Task to complete:
Lines with the word "icon": copy all of them from the entries below.

Given records:
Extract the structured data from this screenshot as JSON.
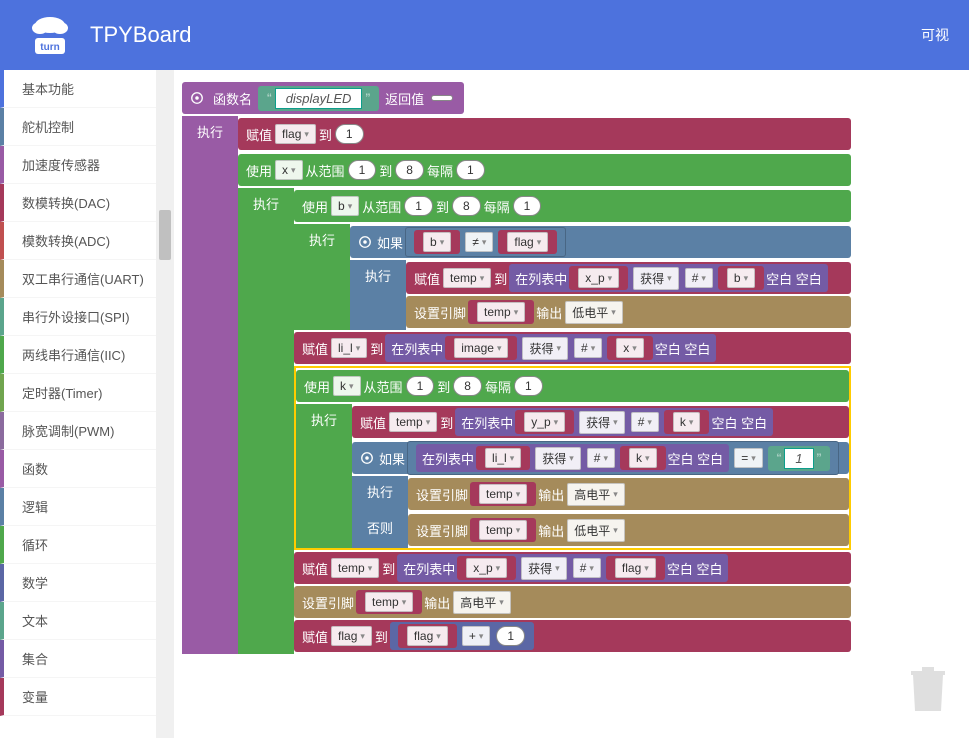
{
  "header": {
    "title": "TPYBoard",
    "right": "可视"
  },
  "sidebar": [
    {
      "label": "基本功能",
      "color": "#4d72dd"
    },
    {
      "label": "舵机控制",
      "color": "#5b80a5"
    },
    {
      "label": "加速度传感器",
      "color": "#995ba5"
    },
    {
      "label": "数模转换(DAC)",
      "color": "#a5395b"
    },
    {
      "label": "模数转换(ADC)",
      "color": "#c05050"
    },
    {
      "label": "双工串行通信(UART)",
      "color": "#a58b5b"
    },
    {
      "label": "串行外设接口(SPI)",
      "color": "#5ba58c"
    },
    {
      "label": "两线串行通信(IIC)",
      "color": "#4fa84c"
    },
    {
      "label": "定时器(Timer)",
      "color": "#70a54f"
    },
    {
      "label": "脉宽调制(PWM)",
      "color": "#8b6b9e"
    },
    {
      "label": "函数",
      "color": "#995ba5"
    },
    {
      "label": "逻辑",
      "color": "#5b80a5"
    },
    {
      "label": "循环",
      "color": "#4fa84c"
    },
    {
      "label": "数学",
      "color": "#5b67a5"
    },
    {
      "label": "文本",
      "color": "#5ba58c"
    },
    {
      "label": "集合",
      "color": "#745ba5"
    },
    {
      "label": "变量",
      "color": "#a5395b"
    }
  ],
  "b": {
    "funcName": "函数名",
    "displayLED": "displayLED",
    "returnVal": "返回值",
    "exec": "执行",
    "assign": "赋值",
    "to": "到",
    "flag": "flag",
    "use": "使用",
    "fromRange": "从范围",
    "every": "每隔",
    "x": "x",
    "b": "b",
    "k": "k",
    "temp": "temp",
    "li_l": "li_l",
    "image": "image",
    "if": "如果",
    "neq": "≠",
    "else": "否则",
    "inList": "在列表中",
    "get": "获得",
    "hash": "#",
    "blank": "空白",
    "x_p": "x_p",
    "y_p": "y_p",
    "setPin": "设置引脚",
    "output": "输出",
    "low": "低电平",
    "high": "高电平",
    "eq": "=",
    "one": "1",
    "plus": "+",
    "n1": "1",
    "n8": "8"
  }
}
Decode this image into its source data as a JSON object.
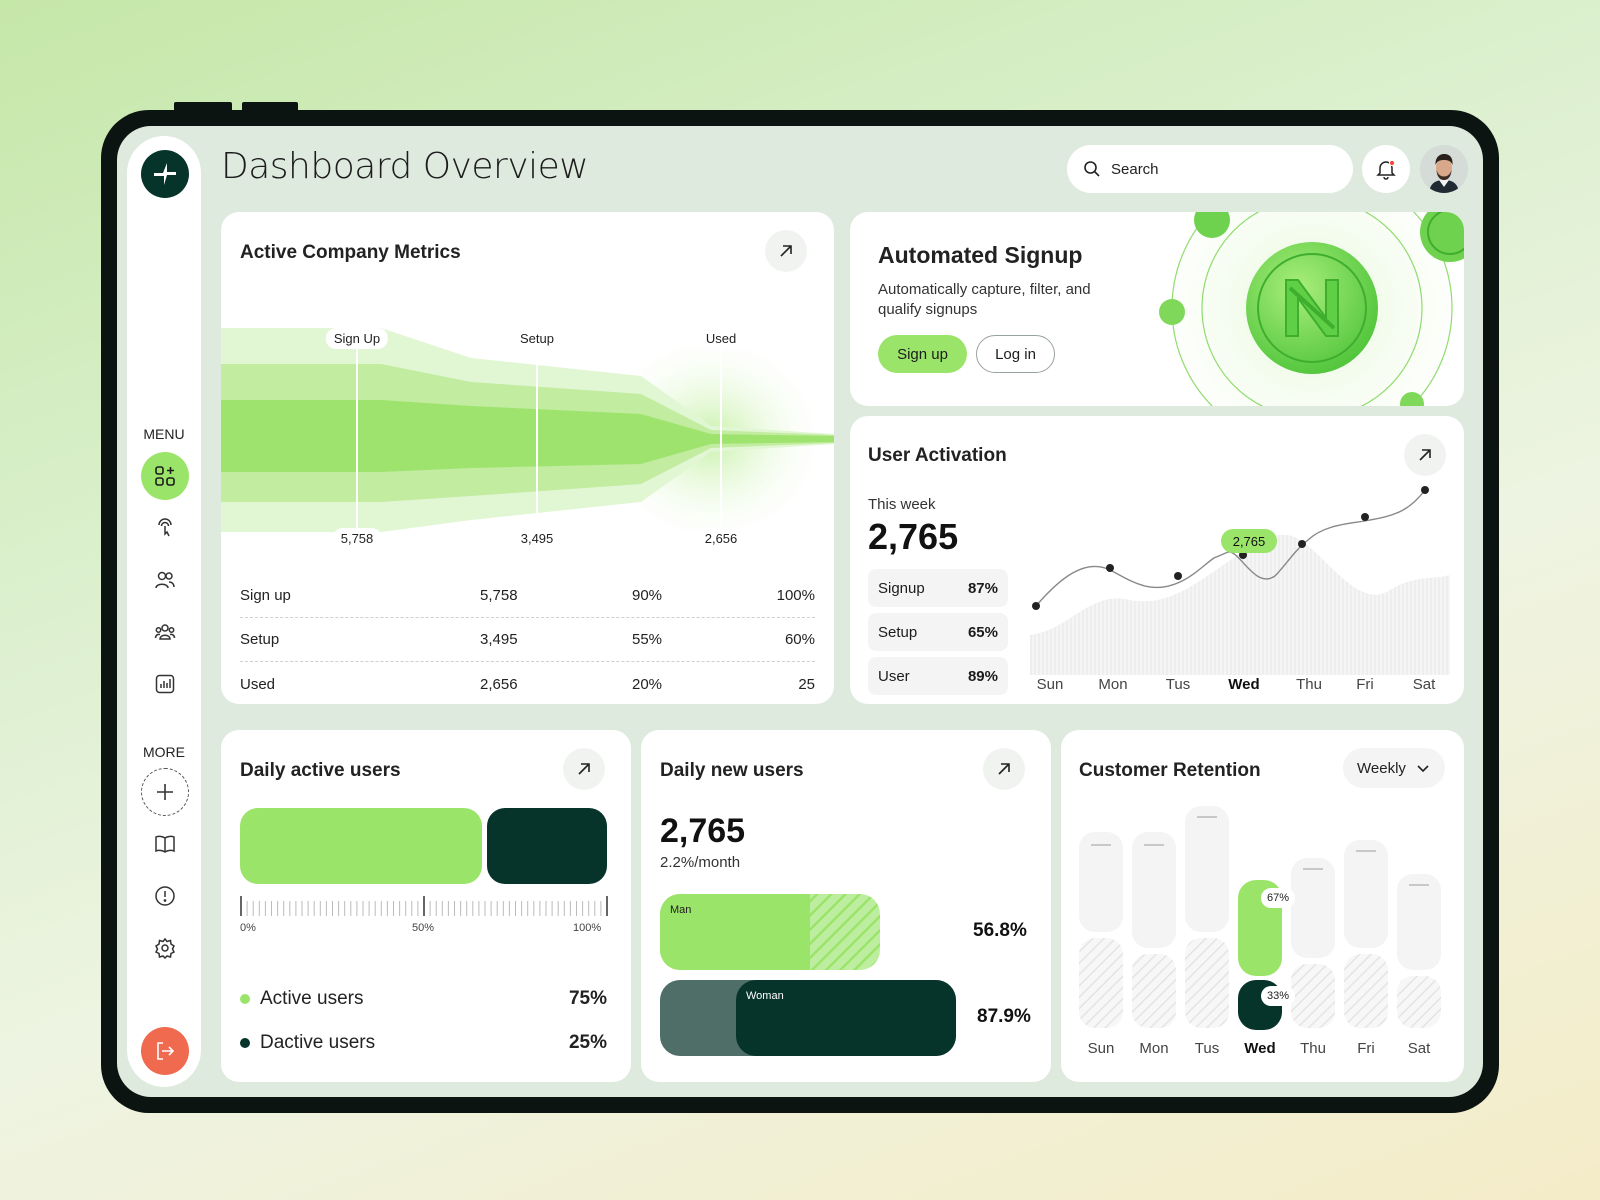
{
  "header": {
    "title": "Dashboard Overview",
    "search_placeholder": "Search"
  },
  "sidebar": {
    "menu_label": "MENU",
    "more_label": "MORE",
    "menu_items": [
      {
        "icon": "dashboard-grid-icon",
        "active": true
      },
      {
        "icon": "touch-pointer-icon",
        "active": false
      },
      {
        "icon": "users-icon",
        "active": false
      },
      {
        "icon": "team-icon",
        "active": false
      },
      {
        "icon": "report-chart-icon",
        "active": false
      }
    ],
    "more_items": [
      "add-icon",
      "book-icon",
      "info-icon",
      "settings-icon"
    ],
    "logout_icon": "logout-icon"
  },
  "metrics": {
    "title": "Active Company Metrics",
    "stages": [
      {
        "label": "Sign Up",
        "value": "5,758"
      },
      {
        "label": "Setup",
        "value": "3,495"
      },
      {
        "label": "Used",
        "value": "2,656"
      }
    ],
    "rows": [
      {
        "name": "Sign up",
        "count": "5,758",
        "rate": "90%",
        "total": "100%"
      },
      {
        "name": "Setup",
        "count": "3,495",
        "rate": "55%",
        "total": "60%"
      },
      {
        "name": "Used",
        "count": "2,656",
        "rate": "20%",
        "total": "25"
      }
    ]
  },
  "signup_promo": {
    "title": "Automated Signup",
    "description": "Automatically capture, filter, and qualify signups",
    "signup_label": "Sign up",
    "login_label": "Log in"
  },
  "activation": {
    "title": "User Activation",
    "period": "This week",
    "value": "2,765",
    "stats": [
      {
        "label": "Signup",
        "value": "87%"
      },
      {
        "label": "Setup",
        "value": "65%"
      },
      {
        "label": "User",
        "value": "89%"
      }
    ],
    "days": [
      "Sun",
      "Mon",
      "Tus",
      "Wed",
      "Thu",
      "Fri",
      "Sat"
    ],
    "selected_day": "Wed",
    "tooltip": "2,765"
  },
  "daily_active": {
    "title": "Daily active users",
    "scale": [
      "0%",
      "50%",
      "100%"
    ],
    "legend": [
      {
        "label": "Active users",
        "value": "75%",
        "color": "#9be46a"
      },
      {
        "label": "Dactive users",
        "value": "25%",
        "color": "#06342b"
      }
    ]
  },
  "daily_new": {
    "title": "Daily new users",
    "value": "2,765",
    "growth": "2.2%/month",
    "bars": [
      {
        "label": "Man",
        "value": "56.8%"
      },
      {
        "label": "Woman",
        "value": "87.9%"
      }
    ]
  },
  "retention": {
    "title": "Customer Retention",
    "period": "Weekly",
    "days": [
      "Sun",
      "Mon",
      "Tus",
      "Wed",
      "Thu",
      "Fri",
      "Sat"
    ],
    "selected_day": "Wed",
    "upper_badge": "67%",
    "lower_badge": "33%"
  },
  "colors": {
    "accent": "#9be46a",
    "dark": "#06342b",
    "danger": "#ef6a4e"
  }
}
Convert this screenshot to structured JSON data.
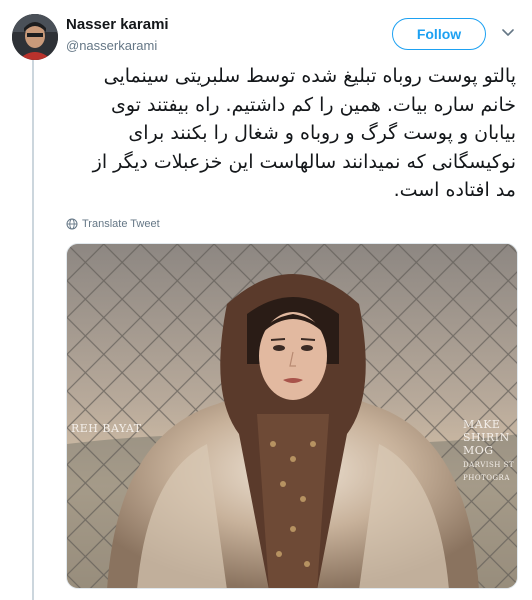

Written solution:
        "icon": "dashboard-grid-icon",
        "icon": "touch-pointer-icon",
        "icon": "users-icon",
        "icon": "team-icon",
        "icon": "report-chart-icon",
      "add-icon",
      "book-icon",
      "info-icon",
      "settings-icon"
    "logout_icon": "logout-icon"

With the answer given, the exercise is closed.